>>>
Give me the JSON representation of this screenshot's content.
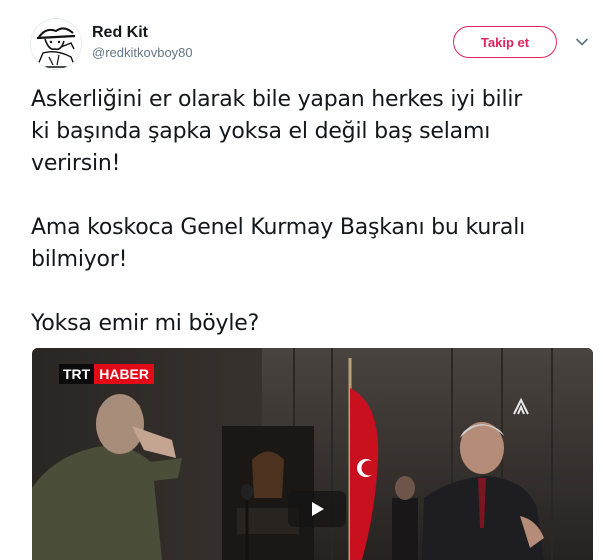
{
  "user": {
    "display_name": "Red Kit",
    "handle": "@redkitkovboy80"
  },
  "actions": {
    "follow_label": "Takip et",
    "more_icon": "chevron-down-icon"
  },
  "tweet": {
    "lines_p1": [
      "Askerliğini er olarak bile yapan herkes iyi bilir",
      "ki başında şapka yoksa el değil baş selamı",
      "verirsin!"
    ],
    "lines_p2": [
      "Ama koskoca Genel Kurmay Başkanı bu kuralı",
      "bilmiyor!"
    ],
    "lines_p3": [
      "Yoksa emir mi böyle?"
    ]
  },
  "media": {
    "channel_part1": "TRT",
    "channel_part2": "HABER",
    "agency_icon": "aa-logo-icon",
    "play_icon": "play-icon"
  },
  "colors": {
    "follow_accent": "#e0245e",
    "text": "#14171a",
    "muted": "#657786",
    "haber_red": "#e30a17"
  }
}
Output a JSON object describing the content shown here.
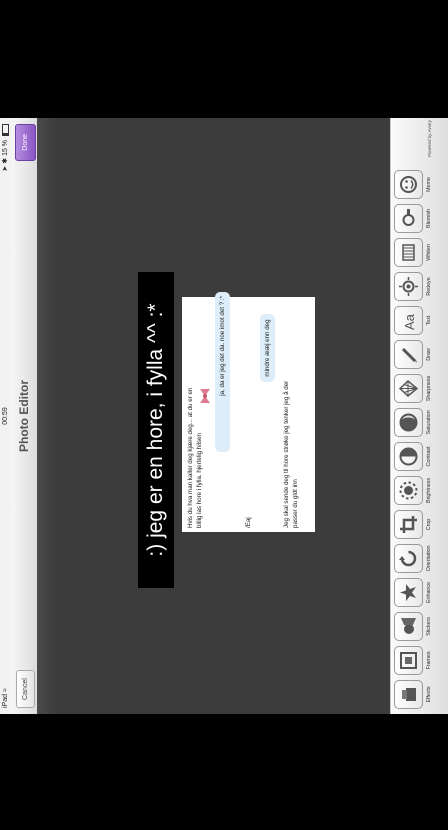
{
  "status_bar": {
    "carrier": "iPad",
    "wifi_icon": "wifi-icon",
    "time": "00:59",
    "battery_percent": "15 %",
    "bluetooth_icon": "bluetooth-icon",
    "location_icon": "location-arrow-icon"
  },
  "navbar": {
    "title": "Photo Editor",
    "cancel_label": "Cancel",
    "done_label": "Done",
    "done_color": "#8a55c4"
  },
  "photo": {
    "caption": ":) jeg er en hore, i fylla  ^^ :*",
    "messages": [
      {
        "text": "Hvis du hva man kaller deg kjære deg... at du er en billig las hore i fylla. hjertelig hilsen",
        "side": "in"
      },
      {
        "text": "ja, da er jeg det da. noe imot det ? :*",
        "side": "out"
      },
      {
        "text": "/Eaj",
        "side": "in"
      },
      {
        "text": "mindre ææj enn deg",
        "side": "out"
      },
      {
        "text": "Jeg skal sende deg til hore strøke jeg tenker jeg å der passer du gldt inn",
        "side": "in"
      }
    ]
  },
  "tools": [
    {
      "label": "Effects",
      "icon": "effects-icon"
    },
    {
      "label": "Frames",
      "icon": "frames-icon"
    },
    {
      "label": "Stickers",
      "icon": "stickers-icon"
    },
    {
      "label": "Enhance",
      "icon": "enhance-icon"
    },
    {
      "label": "Orientation",
      "icon": "orientation-icon"
    },
    {
      "label": "Crop",
      "icon": "crop-icon"
    },
    {
      "label": "Brightness",
      "icon": "brightness-icon"
    },
    {
      "label": "Contrast",
      "icon": "contrast-icon"
    },
    {
      "label": "Saturation",
      "icon": "saturation-icon"
    },
    {
      "label": "Sharpness",
      "icon": "sharpness-icon"
    },
    {
      "label": "Draw",
      "icon": "draw-icon"
    },
    {
      "label": "Text",
      "icon": "text-icon"
    },
    {
      "label": "Redeye",
      "icon": "redeye-icon"
    },
    {
      "label": "Whiten",
      "icon": "whiten-icon"
    },
    {
      "label": "Blemish",
      "icon": "blemish-icon"
    },
    {
      "label": "Meme",
      "icon": "meme-icon"
    }
  ],
  "brand_text": "Powered by Aviary",
  "page_indicator": {
    "pages": 2,
    "current": 1
  }
}
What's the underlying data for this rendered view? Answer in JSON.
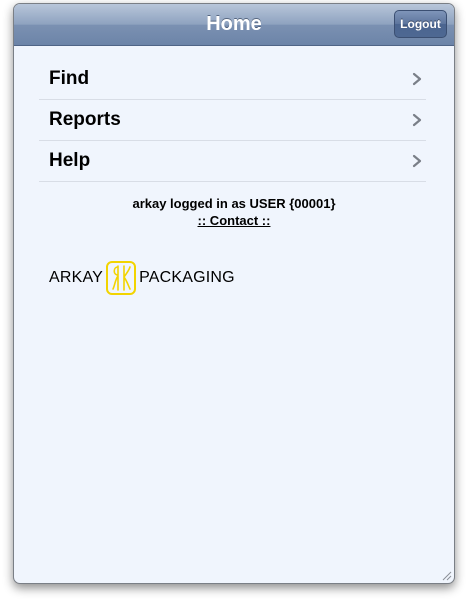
{
  "header": {
    "title": "Home",
    "logout_label": "Logout"
  },
  "menu": {
    "items": [
      {
        "label": "Find"
      },
      {
        "label": "Reports"
      },
      {
        "label": "Help"
      }
    ]
  },
  "status": {
    "logged_in_text": "arkay logged in as USER {00001}",
    "contact_link": ":: Contact ::"
  },
  "logo": {
    "left_word": "ARKAY",
    "right_word": "PACKAGING",
    "mark_color": "#f2d400",
    "monogram": "RK"
  },
  "colors": {
    "background": "#f0f5fd",
    "titlebar_top": "#b8c6da",
    "titlebar_bottom": "#6c84a8",
    "chevron": "#7a7f88",
    "divider": "#d8dde6"
  },
  "icons": {
    "menu_chevron": "chevron-right-icon",
    "resize": "resize-grip-icon"
  }
}
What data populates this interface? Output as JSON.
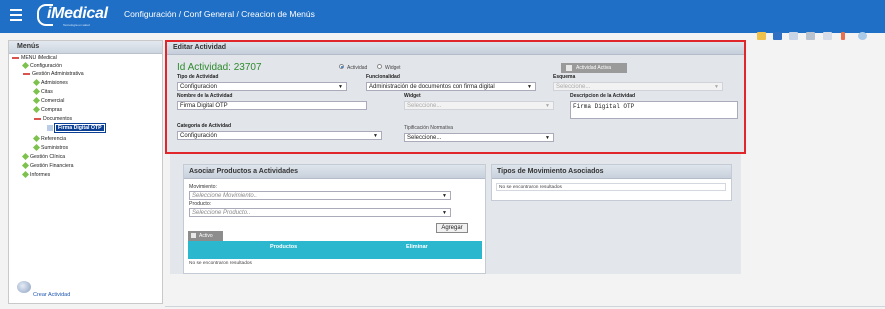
{
  "topbar": {
    "logo_text": "iMedical",
    "logo_sub": "Tecnología en salud",
    "breadcrumb": "Configuración / Conf General / Creacion de Menús",
    "bg_color": "#1f6fc6"
  },
  "menu_panel": {
    "title": "Menús",
    "tree": [
      "MENU iMedical",
      "Configuración",
      "Gestión Administrativa",
      "Admisiones",
      "Citas",
      "Comercial",
      "Compras",
      "Documentos",
      "Firma Digital OTP",
      "Referencia",
      "Suministros",
      "Gestión Clínica",
      "Gestión Financiera",
      "Informes"
    ],
    "create_label": "Crear Actividad"
  },
  "edit_panel": {
    "title": "Editar Actividad",
    "id_label": "Id Actividad: 23707",
    "radio_actividad": "Actividad",
    "radio_widget": "Widget",
    "active_button": "Actividad Activa",
    "tipo_label": "Tipo de Actividad",
    "tipo_value": "Configuracion",
    "func_label": "Funcionalidad",
    "func_value": "Administración de documentos con firma digital",
    "esquema_label": "Esquema",
    "esquema_value": "Seleccione...",
    "nombre_label": "Nombre de la Actividad",
    "nombre_value": "Firma Digital OTP",
    "widget_label": "Widget",
    "widget_value": "Seleccione...",
    "desc_label": "Descripcion de la Actividad",
    "desc_value": "Firma Digital OTP",
    "cat_label": "Categoria de Actividad",
    "cat_value": "Configuración",
    "tipif_label": "Tipificación Normativa",
    "tipif_value": "Seleccione...",
    "border_color": "#e0262b"
  },
  "asociar": {
    "title": "Asociar Productos a Actividades",
    "mov_label": "Movimiento:",
    "mov_placeholder": "Seleccione Movimiento..",
    "prod_label": "Producto:",
    "prod_placeholder": "Seleccione Producto..",
    "add_button": "Agregar",
    "activo_button": "Activo",
    "col_productos": "Productos",
    "col_eliminar": "Eliminar",
    "no_results": "No se encontraron resultados"
  },
  "tipos": {
    "title": "Tipos de Movimiento Asociados",
    "no_results": "No se encontraron resultados"
  }
}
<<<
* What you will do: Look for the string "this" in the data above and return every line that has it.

* Written response:
Give me the JSON representation of this screenshot's content.
What's the underlying data for this rendered view? Answer in JSON.
What data populates this interface? Output as JSON.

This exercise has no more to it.